Being a part-time web instructor, I advise my students to start posting their works online and to go the free route. I encourage them to make their collections of designs as mobile as possible since at one point in our curriculum, they are required to find a client, deal with that client and create a project either pro-bono or with a fee.
Sure, they can get a web host and domain name for their portfolios, but being beginners and students, I want them to be as resourceful and intuitive as they can in using available tools online and perhaps save them lunch money to spend on other important things..
Here are some free sites that can host your work for free!
Professional web portfolio site to showcase your work and connect to other designer (ala Linked-in)
Scrnshots just started this year (2008) and is growing. Upload unlimited web comps and screenshots from your desktop with the downloadable application.
DeviantArt has been there for many years. They have one of the best creative communities on the web today. Post and receive helpful feedbacks from fellow artists.
Flickr has a very active community behind it. You can utilize the site’s Group section to show-off your work and let people leave their comment. Video uploading is also possible. I use Flickr’s note labeling feature to add comments to web comps. The Free Account can view 200 stored photos, after that you need to pay for the Pro account to see the rest of your uploaded photos.
CarbonMade is a paid portfolio storage website but they also have a free account which lets you upload and categorize your work.
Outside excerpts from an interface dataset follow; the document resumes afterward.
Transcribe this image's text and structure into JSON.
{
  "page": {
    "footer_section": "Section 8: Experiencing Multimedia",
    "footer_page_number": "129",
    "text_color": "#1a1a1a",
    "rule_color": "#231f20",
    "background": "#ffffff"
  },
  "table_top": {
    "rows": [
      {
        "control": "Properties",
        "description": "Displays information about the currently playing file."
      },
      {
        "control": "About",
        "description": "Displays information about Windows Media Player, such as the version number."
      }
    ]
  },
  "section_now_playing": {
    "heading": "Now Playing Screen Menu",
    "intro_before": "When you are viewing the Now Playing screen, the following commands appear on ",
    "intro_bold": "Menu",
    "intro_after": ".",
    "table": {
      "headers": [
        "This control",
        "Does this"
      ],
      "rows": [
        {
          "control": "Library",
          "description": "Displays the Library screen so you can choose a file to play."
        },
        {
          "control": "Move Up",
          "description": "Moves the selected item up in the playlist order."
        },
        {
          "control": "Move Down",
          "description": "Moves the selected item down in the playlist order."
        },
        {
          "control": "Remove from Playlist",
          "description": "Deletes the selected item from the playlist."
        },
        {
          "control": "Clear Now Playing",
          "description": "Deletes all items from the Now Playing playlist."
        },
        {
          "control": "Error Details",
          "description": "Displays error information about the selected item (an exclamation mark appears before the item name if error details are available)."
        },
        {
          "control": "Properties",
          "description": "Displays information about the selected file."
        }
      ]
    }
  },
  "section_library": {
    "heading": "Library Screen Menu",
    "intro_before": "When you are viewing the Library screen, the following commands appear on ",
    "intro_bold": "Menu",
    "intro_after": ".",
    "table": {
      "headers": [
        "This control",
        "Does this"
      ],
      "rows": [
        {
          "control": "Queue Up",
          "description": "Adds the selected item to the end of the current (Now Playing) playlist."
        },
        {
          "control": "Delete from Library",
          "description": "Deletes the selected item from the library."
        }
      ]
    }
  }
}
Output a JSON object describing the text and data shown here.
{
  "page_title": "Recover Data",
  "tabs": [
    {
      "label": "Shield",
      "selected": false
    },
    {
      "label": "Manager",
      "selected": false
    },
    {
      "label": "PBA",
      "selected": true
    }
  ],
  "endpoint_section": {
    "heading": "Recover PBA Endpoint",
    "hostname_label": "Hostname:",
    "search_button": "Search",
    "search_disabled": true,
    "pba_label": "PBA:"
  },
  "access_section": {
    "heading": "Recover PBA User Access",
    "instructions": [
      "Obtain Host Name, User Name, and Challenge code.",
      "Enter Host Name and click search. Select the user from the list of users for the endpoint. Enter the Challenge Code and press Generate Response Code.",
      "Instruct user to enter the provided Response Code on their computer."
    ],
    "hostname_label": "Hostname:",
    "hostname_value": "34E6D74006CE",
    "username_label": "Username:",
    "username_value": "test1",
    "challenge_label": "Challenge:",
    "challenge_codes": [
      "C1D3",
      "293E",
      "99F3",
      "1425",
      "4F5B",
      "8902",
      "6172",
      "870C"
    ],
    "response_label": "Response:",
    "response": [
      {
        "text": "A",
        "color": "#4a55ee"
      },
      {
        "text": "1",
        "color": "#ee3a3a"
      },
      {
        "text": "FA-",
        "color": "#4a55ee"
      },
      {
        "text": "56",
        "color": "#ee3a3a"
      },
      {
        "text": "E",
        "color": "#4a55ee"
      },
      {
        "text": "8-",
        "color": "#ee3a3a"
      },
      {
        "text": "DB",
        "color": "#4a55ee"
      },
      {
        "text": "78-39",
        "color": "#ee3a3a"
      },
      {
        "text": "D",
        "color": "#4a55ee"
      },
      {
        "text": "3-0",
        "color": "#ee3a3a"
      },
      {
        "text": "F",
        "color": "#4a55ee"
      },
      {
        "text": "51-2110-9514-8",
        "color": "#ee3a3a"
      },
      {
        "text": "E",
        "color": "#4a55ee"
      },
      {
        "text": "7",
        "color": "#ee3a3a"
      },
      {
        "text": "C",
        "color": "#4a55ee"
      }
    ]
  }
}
You can upload images, flash files and even video.
Why not print?
Although having print portfolio helps in presenting you as a very professional designer, students cannot afford to pay high-quality printing and binding services for multiple copies of their works.
The 5 disadvantages of having printed stuff as your portfolio:
- Expensive – not ideal for student to spend on yet being beginners
- Exposure – limited to those saw and received your printed portfolio.
- Static Medium – viewers can’t interact with it (well, unless you have and thin OLED display there)
- Mobility – sure it’s easy to bring a compilation of your work, but giving a link to your online work is easier
- Upgradability – hard to update as new works are created
There are also some disadvantages in having an online portfolio (hey, nothing’s perfect), which I will discuss in a future post.